#### Records shown
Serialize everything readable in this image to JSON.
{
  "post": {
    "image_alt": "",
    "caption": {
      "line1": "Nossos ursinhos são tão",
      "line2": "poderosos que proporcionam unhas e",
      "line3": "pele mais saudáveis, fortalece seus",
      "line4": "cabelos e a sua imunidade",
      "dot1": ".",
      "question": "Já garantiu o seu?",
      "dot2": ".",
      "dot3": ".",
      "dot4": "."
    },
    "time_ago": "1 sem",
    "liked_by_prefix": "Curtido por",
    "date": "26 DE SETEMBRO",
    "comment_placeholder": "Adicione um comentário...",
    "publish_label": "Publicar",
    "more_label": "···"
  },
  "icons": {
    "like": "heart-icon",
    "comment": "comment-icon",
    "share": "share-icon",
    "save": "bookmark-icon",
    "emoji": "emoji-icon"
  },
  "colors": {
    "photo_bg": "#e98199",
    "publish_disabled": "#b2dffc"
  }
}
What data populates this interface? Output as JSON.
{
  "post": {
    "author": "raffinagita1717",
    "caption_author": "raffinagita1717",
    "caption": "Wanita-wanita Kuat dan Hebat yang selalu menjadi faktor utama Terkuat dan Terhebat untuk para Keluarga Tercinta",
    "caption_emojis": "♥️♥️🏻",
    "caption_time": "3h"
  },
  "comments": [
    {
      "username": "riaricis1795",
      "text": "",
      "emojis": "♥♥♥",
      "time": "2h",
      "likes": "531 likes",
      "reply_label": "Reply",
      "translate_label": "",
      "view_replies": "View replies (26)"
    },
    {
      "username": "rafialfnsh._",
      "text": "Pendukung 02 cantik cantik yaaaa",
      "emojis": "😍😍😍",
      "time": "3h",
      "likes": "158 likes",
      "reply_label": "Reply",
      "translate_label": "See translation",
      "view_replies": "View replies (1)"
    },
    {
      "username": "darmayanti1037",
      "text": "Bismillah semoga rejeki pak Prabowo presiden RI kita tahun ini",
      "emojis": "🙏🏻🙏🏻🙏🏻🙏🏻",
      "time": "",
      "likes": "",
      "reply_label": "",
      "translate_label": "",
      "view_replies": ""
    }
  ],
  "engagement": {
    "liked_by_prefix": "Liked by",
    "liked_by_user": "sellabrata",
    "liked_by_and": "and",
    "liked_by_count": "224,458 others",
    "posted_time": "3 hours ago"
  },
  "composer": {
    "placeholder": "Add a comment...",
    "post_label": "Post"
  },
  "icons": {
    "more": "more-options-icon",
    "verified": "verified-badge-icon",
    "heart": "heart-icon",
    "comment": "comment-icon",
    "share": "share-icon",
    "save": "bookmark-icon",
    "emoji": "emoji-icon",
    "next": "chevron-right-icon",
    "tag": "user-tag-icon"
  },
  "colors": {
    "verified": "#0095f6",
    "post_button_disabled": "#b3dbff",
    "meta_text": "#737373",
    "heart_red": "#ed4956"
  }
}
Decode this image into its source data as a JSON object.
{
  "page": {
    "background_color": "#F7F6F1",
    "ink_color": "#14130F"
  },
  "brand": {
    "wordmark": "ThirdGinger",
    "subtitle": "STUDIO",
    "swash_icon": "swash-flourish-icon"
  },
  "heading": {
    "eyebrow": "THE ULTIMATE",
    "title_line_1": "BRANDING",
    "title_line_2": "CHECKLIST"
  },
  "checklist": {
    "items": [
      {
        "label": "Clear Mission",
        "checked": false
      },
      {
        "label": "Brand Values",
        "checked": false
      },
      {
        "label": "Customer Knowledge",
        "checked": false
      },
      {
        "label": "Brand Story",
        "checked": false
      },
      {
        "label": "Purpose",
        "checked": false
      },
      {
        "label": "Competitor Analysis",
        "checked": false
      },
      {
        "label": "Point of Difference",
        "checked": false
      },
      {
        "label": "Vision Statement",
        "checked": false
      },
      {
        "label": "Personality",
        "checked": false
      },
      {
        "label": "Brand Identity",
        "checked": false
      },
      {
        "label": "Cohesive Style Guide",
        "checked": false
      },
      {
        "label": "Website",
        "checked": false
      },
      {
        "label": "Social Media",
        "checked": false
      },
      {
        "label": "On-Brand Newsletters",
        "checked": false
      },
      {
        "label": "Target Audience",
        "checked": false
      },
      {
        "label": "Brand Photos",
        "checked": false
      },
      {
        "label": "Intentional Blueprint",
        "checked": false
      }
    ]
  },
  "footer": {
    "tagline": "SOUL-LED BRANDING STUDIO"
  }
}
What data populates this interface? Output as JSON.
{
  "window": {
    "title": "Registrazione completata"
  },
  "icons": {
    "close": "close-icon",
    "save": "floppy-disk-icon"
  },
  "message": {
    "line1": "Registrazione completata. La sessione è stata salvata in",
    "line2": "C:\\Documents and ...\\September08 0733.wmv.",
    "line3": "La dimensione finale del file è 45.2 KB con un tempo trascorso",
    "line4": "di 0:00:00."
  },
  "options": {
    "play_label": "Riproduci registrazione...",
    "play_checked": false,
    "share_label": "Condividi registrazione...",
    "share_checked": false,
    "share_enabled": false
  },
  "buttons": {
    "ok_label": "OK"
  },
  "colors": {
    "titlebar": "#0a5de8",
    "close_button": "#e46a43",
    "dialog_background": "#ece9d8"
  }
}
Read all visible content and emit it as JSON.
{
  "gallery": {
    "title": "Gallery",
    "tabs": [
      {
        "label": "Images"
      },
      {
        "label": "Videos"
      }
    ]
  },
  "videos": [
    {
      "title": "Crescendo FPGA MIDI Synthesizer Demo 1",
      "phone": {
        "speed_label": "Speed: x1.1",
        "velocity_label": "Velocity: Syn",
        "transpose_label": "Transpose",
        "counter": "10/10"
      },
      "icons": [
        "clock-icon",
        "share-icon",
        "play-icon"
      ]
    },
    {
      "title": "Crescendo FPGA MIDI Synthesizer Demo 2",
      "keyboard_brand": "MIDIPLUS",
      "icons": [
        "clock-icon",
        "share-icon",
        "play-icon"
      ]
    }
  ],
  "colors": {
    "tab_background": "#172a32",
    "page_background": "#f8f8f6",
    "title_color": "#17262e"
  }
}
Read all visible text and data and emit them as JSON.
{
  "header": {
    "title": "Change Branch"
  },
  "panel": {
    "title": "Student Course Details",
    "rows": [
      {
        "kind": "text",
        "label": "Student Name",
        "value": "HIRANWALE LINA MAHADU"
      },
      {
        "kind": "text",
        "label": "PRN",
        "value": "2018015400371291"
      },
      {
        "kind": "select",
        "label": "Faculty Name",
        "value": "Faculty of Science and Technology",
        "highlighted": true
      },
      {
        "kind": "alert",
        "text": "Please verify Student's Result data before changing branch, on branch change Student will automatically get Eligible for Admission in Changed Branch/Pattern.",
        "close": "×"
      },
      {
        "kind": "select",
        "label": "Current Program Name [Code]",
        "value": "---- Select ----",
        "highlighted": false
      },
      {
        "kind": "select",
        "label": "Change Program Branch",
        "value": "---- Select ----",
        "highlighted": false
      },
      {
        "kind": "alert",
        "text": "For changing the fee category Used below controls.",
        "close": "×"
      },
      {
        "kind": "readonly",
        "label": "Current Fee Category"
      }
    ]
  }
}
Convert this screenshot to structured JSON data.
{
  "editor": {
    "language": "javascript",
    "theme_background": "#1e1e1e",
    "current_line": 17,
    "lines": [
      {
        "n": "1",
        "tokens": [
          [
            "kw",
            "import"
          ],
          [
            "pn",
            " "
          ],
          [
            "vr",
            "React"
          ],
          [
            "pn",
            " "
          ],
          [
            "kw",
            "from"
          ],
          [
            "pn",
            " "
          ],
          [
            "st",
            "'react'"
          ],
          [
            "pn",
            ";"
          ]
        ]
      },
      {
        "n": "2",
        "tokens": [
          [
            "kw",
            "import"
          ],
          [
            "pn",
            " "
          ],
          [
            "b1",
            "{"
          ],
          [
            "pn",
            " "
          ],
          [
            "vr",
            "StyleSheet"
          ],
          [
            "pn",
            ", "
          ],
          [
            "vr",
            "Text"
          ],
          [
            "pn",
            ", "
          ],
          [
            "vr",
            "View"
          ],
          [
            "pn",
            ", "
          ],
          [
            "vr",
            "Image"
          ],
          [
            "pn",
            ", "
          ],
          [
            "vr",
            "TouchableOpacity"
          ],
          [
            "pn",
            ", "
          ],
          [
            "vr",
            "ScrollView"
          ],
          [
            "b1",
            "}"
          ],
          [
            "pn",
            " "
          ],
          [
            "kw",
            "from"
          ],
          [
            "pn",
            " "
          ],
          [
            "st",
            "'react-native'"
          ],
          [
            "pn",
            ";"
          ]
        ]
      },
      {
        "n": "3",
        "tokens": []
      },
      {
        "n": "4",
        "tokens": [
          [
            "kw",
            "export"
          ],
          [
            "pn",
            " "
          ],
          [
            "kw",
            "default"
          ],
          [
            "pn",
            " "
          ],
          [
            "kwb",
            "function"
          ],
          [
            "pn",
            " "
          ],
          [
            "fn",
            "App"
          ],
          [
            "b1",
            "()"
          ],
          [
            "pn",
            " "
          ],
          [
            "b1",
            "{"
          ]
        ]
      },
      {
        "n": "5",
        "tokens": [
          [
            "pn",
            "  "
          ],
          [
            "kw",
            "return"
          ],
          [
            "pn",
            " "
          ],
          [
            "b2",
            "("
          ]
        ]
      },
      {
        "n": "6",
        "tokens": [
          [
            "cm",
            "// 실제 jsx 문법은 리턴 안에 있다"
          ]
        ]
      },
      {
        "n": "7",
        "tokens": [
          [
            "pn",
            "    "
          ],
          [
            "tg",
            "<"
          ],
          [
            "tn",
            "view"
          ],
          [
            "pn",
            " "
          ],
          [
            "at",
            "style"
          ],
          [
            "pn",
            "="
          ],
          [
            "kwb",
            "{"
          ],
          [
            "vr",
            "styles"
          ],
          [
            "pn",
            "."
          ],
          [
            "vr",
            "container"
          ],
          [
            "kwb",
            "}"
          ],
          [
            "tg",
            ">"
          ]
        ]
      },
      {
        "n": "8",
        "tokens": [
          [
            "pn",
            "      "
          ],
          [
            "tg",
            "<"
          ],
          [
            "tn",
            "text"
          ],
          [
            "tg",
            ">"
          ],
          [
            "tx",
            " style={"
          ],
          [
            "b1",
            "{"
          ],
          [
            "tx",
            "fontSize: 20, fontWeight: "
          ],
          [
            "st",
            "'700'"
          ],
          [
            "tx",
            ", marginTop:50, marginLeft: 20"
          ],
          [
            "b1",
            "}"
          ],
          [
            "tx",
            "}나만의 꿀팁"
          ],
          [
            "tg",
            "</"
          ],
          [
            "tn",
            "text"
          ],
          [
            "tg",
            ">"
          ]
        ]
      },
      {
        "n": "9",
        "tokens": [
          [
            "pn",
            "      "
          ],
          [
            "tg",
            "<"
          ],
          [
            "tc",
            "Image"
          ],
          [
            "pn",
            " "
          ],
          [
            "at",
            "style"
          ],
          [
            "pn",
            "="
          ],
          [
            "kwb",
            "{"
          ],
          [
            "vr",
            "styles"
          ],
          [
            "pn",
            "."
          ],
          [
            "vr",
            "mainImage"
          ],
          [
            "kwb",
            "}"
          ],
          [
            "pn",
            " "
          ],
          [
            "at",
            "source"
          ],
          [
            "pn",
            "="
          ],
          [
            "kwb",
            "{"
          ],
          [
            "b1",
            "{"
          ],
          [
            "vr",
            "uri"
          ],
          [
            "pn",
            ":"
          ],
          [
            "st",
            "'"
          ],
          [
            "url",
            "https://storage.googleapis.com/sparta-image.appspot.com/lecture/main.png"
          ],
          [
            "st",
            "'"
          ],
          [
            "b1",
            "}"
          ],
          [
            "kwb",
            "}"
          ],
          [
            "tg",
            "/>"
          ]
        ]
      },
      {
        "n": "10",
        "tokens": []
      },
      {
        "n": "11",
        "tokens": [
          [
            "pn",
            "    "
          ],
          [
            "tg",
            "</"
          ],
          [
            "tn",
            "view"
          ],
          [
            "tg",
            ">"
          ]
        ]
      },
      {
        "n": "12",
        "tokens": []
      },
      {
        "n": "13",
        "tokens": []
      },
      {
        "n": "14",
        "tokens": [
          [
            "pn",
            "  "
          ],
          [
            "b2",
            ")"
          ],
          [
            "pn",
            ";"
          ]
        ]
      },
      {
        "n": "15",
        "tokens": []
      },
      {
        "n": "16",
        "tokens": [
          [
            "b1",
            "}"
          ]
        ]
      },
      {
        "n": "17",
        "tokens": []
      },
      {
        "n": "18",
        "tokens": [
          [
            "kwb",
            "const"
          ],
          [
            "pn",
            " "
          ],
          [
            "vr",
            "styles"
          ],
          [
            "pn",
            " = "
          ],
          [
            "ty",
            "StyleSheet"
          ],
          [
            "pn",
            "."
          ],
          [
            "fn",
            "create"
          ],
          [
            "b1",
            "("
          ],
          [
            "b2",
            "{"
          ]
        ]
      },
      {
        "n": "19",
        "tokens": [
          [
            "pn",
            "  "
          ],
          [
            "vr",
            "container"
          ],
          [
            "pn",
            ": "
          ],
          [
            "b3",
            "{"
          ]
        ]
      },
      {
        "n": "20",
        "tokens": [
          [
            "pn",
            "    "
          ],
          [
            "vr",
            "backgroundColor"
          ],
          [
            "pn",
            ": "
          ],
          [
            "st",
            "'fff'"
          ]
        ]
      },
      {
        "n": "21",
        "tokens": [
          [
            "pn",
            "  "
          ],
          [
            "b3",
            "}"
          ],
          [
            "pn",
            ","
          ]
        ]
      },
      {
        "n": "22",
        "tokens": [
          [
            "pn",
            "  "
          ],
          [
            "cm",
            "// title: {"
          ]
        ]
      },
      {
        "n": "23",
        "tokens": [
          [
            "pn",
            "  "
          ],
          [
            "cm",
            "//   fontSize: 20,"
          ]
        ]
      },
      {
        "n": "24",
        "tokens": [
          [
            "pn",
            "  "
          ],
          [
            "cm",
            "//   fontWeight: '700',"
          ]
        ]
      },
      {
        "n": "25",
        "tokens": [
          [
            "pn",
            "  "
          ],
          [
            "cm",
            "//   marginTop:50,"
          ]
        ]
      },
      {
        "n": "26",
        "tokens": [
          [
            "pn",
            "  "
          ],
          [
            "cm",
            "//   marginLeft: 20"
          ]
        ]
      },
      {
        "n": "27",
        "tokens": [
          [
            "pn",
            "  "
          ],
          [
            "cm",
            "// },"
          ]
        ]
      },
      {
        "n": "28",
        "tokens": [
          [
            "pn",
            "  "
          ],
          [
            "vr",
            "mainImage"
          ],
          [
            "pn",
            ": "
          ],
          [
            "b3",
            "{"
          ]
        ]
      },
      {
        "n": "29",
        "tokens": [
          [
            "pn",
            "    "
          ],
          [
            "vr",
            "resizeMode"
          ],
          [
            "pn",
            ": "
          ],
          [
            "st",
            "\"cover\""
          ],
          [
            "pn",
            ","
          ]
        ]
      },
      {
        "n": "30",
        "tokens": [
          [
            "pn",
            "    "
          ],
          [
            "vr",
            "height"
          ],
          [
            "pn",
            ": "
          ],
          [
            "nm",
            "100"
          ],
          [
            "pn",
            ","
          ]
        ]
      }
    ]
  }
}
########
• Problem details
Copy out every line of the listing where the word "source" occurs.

• Result of this exercise
Decode this image into its source data as a JSON object.
            "source"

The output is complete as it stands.